What needs to be done ▸ I would like you to return all of the records exactly as they stand.

Stored items ▸

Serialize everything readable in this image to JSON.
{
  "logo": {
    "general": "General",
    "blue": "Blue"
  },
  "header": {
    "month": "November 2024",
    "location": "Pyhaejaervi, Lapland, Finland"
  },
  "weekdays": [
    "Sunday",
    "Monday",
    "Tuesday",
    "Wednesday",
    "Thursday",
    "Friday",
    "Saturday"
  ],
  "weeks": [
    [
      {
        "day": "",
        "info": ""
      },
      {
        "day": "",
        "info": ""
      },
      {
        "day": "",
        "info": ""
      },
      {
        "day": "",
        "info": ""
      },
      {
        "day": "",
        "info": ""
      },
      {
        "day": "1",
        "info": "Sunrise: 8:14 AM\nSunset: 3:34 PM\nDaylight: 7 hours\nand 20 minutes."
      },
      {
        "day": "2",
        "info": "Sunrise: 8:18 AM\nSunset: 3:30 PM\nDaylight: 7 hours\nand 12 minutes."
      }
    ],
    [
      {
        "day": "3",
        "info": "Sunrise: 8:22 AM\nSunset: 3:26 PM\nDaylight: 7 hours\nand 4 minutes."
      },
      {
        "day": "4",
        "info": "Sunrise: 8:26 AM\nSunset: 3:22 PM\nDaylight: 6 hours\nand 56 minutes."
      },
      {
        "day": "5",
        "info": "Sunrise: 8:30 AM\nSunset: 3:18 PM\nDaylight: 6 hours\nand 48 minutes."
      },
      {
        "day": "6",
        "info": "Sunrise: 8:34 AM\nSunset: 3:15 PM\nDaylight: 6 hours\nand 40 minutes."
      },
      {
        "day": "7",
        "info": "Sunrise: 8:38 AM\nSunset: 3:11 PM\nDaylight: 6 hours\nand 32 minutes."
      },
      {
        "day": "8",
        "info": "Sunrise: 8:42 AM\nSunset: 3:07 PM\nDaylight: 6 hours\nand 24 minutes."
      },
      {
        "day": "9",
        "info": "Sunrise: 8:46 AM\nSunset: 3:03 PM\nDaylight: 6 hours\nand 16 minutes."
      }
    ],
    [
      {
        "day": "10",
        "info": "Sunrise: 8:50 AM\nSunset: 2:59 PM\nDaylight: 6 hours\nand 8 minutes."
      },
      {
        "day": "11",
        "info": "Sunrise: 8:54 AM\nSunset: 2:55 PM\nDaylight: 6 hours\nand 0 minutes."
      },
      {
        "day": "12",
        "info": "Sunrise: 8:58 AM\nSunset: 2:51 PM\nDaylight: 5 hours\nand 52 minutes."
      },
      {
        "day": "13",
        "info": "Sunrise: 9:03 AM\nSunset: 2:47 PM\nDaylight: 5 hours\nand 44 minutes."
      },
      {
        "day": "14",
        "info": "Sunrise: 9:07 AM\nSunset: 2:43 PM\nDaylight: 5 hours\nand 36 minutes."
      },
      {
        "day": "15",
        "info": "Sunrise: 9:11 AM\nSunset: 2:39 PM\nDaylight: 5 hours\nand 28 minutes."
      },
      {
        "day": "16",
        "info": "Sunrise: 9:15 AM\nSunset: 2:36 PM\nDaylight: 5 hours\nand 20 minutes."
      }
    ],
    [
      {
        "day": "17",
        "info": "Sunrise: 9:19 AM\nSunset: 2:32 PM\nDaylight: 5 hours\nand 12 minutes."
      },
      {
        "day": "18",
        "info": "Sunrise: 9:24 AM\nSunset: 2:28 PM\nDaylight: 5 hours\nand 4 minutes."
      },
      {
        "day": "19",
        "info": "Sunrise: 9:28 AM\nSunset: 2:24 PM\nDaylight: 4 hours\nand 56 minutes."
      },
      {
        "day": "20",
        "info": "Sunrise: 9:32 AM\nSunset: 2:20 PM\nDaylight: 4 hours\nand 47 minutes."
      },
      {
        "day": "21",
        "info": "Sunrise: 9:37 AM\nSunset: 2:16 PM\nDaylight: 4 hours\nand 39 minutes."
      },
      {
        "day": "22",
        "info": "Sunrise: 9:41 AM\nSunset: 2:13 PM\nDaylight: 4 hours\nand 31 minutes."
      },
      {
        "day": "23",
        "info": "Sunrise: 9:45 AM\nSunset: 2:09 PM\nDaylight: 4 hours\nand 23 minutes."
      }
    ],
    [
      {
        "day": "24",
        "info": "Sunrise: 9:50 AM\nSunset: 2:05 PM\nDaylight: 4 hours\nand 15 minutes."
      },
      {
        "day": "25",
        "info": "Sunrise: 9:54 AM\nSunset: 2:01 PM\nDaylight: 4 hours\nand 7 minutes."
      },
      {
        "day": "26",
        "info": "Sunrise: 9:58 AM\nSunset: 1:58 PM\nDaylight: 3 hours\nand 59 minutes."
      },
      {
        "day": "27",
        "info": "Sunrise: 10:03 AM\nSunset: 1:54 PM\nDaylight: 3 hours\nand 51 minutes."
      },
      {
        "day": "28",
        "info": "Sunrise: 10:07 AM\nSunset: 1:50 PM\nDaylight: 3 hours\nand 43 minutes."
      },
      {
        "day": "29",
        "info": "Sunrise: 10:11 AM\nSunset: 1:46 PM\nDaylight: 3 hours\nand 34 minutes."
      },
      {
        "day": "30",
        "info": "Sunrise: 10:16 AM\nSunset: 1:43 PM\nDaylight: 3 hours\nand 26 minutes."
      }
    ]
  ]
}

Solution to this exercise ▸
Serialize everything readable in this image to JSON.
{
  "logo": {
    "general": "General",
    "blue": "Blue"
  },
  "header": {
    "month": "November 2024",
    "location": "Pyhaejaervi, Lapland, Finland"
  },
  "weekdays": [
    "Sunday",
    "Monday",
    "Tuesday",
    "Wednesday",
    "Thursday",
    "Friday",
    "Saturday"
  ],
  "weeks": [
    [
      {
        "day": "",
        "info": ""
      },
      {
        "day": "",
        "info": ""
      },
      {
        "day": "",
        "info": ""
      },
      {
        "day": "",
        "info": ""
      },
      {
        "day": "",
        "info": ""
      },
      {
        "day": "1",
        "info": "Sunrise: 8:14 AM\nSunset: 3:34 PM\nDaylight: 7 hours\nand 20 minutes."
      },
      {
        "day": "2",
        "info": "Sunrise: 8:18 AM\nSunset: 3:30 PM\nDaylight: 7 hours\nand 12 minutes."
      }
    ],
    [
      {
        "day": "3",
        "info": "Sunrise: 8:22 AM\nSunset: 3:26 PM\nDaylight: 7 hours\nand 4 minutes."
      },
      {
        "day": "4",
        "info": "Sunrise: 8:26 AM\nSunset: 3:22 PM\nDaylight: 6 hours\nand 56 minutes."
      },
      {
        "day": "5",
        "info": "Sunrise: 8:30 AM\nSunset: 3:18 PM\nDaylight: 6 hours\nand 48 minutes."
      },
      {
        "day": "6",
        "info": "Sunrise: 8:34 AM\nSunset: 3:15 PM\nDaylight: 6 hours\nand 40 minutes."
      },
      {
        "day": "7",
        "info": "Sunrise: 8:38 AM\nSunset: 3:11 PM\nDaylight: 6 hours\nand 32 minutes."
      },
      {
        "day": "8",
        "info": "Sunrise: 8:42 AM\nSunset: 3:07 PM\nDaylight: 6 hours\nand 24 minutes."
      },
      {
        "day": "9",
        "info": "Sunrise: 8:46 AM\nSunset: 3:03 PM\nDaylight: 6 hours\nand 16 minutes."
      }
    ],
    [
      {
        "day": "10",
        "info": "Sunrise: 8:50 AM\nSunset: 2:59 PM\nDaylight: 6 hours\nand 8 minutes."
      },
      {
        "day": "11",
        "info": "Sunrise: 8:54 AM\nSunset: 2:55 PM\nDaylight: 6 hours\nand 0 minutes."
      },
      {
        "day": "12",
        "info": "Sunrise: 8:58 AM\nSunset: 2:51 PM\nDaylight: 5 hours\nand 52 minutes."
      },
      {
        "day": "13",
        "info": "Sunrise: 9:03 AM\nSunset: 2:47 PM\nDaylight: 5 hours\nand 44 minutes."
      },
      {
        "day": "14",
        "info": "Sunrise: 9:07 AM\nSunset: 2:43 PM\nDaylight: 5 hours\nand 36 minutes."
      },
      {
        "day": "15",
        "info": "Sunrise: 9:11 AM\nSunset: 2:39 PM\nDaylight: 5 hours\nand 28 minutes."
      },
      {
        "day": "16",
        "info": "Sunrise: 9:15 AM\nSunset: 2:36 PM\nDaylight: 5 hours\nand 20 minutes."
      }
    ],
    [
      {
        "day": "17",
        "info": "Sunrise: 9:19 AM\nSunset: 2:32 PM\nDaylight: 5 hours\nand 12 minutes."
      },
      {
        "day": "18",
        "info": "Sunrise: 9:24 AM\nSunset: 2:28 PM\nDaylight: 5 hours\nand 4 minutes."
      },
      {
        "day": "19",
        "info": "Sunrise: 9:28 AM\nSunset: 2:24 PM\nDaylight: 4 hours\nand 56 minutes."
      },
      {
        "day": "20",
        "info": "Sunrise: 9:32 AM\nSunset: 2:20 PM\nDaylight: 4 hours\nand 47 minutes."
      },
      {
        "day": "21",
        "info": "Sunrise: 9:37 AM\nSunset: 2:16 PM\nDaylight: 4 hours\nand 39 minutes."
      },
      {
        "day": "22",
        "info": "Sunrise: 9:41 AM\nSunset: 2:13 PM\nDaylight: 4 hours\nand 31 minutes."
      },
      {
        "day": "23",
        "info": "Sunrise: 9:45 AM\nSunset: 2:09 PM\nDaylight: 4 hours\nand 23 minutes."
      }
    ],
    [
      {
        "day": "24",
        "info": "Sunrise: 9:50 AM\nSunset: 2:05 PM\nDaylight: 4 hours\nand 15 minutes."
      },
      {
        "day": "25",
        "info": "Sunrise: 9:54 AM\nSunset: 2:01 PM\nDaylight: 4 hours\nand 7 minutes."
      },
      {
        "day": "26",
        "info": "Sunrise: 9:58 AM\nSunset: 1:58 PM\nDaylight: 3 hours\nand 59 minutes."
      },
      {
        "day": "27",
        "info": "Sunrise: 10:03 AM\nSunset: 1:54 PM\nDaylight: 3 hours\nand 51 minutes."
      },
      {
        "day": "28",
        "info": "Sunrise: 10:07 AM\nSunset: 1:50 PM\nDaylight: 3 hours\nand 43 minutes."
      },
      {
        "day": "29",
        "info": "Sunrise: 10:11 AM\nSunset: 1:46 PM\nDaylight: 3 hours\nand 34 minutes."
      },
      {
        "day": "30",
        "info": "Sunrise: 10:16 AM\nSunset: 1:43 PM\nDaylight: 3 hours\nand 26 minutes."
      }
    ]
  ]
}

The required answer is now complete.